* Data supplied
++++

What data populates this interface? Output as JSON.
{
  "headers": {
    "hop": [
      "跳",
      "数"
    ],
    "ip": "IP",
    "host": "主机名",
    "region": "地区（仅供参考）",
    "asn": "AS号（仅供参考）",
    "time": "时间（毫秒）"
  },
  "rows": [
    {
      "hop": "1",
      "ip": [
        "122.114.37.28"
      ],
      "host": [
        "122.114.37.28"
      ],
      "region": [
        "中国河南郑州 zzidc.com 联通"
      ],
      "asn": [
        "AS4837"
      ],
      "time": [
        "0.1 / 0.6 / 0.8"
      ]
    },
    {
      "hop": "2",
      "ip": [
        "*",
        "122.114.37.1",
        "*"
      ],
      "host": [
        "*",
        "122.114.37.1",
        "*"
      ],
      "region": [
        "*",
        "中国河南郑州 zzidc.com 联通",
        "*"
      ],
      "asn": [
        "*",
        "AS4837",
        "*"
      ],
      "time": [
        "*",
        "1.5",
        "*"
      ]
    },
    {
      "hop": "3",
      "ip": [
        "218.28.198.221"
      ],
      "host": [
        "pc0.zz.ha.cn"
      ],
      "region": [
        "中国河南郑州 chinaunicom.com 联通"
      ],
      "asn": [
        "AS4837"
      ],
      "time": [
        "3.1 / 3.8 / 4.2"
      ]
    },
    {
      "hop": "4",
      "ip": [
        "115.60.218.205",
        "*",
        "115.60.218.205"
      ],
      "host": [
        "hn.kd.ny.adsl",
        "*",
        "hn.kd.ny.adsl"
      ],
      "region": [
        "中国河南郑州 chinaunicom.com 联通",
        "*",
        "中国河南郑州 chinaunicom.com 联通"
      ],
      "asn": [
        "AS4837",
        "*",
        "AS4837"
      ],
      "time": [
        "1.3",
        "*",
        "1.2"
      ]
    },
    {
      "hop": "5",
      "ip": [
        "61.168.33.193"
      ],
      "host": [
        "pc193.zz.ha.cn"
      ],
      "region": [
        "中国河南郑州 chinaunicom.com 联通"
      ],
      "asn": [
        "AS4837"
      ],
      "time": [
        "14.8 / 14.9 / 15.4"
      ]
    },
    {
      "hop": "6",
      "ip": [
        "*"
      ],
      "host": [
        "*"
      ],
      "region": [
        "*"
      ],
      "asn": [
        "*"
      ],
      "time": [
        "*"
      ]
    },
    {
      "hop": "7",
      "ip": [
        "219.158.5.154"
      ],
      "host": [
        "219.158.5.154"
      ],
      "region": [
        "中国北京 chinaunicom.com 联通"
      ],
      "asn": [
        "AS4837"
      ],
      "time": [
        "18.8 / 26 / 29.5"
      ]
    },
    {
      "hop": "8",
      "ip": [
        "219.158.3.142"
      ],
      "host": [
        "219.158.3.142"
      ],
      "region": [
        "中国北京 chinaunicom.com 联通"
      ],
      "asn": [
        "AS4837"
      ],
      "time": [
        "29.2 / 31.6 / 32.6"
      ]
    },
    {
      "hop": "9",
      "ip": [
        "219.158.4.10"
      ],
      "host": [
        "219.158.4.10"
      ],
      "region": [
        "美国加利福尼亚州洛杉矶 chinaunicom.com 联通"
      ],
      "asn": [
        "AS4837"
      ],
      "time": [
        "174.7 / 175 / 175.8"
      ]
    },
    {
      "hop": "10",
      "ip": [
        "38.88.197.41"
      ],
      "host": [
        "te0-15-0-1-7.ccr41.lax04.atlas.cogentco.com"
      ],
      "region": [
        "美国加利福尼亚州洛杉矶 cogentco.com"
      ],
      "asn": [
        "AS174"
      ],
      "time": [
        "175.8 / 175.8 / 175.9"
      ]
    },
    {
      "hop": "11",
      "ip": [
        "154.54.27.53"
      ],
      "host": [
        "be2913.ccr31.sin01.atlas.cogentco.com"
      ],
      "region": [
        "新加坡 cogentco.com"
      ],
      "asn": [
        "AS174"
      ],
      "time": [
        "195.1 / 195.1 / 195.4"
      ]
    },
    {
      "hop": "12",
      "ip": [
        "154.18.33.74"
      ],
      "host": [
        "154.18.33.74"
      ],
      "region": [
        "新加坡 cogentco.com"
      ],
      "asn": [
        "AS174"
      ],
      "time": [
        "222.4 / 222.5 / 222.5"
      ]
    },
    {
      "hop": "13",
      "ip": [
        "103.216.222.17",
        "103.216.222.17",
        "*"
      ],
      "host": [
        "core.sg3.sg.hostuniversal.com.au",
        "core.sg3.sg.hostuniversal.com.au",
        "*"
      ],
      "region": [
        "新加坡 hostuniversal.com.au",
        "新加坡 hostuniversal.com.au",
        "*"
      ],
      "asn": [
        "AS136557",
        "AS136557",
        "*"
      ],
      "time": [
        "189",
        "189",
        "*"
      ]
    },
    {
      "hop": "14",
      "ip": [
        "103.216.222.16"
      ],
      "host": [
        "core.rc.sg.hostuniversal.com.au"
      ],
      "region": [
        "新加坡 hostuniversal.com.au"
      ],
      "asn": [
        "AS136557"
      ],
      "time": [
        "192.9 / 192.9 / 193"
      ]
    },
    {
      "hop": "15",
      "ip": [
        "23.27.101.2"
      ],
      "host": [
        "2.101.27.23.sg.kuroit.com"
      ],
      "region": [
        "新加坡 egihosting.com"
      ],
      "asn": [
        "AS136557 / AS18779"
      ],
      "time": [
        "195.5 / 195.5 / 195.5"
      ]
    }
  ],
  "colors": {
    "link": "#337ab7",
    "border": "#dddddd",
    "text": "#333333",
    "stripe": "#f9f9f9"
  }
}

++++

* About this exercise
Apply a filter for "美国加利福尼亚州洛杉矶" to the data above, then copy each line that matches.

* Answer for this exercise
        "美国加利福尼亚州洛杉矶 chinaunicom.com 联通"
        "美国加利福尼亚州洛杉矶 cogentco.com"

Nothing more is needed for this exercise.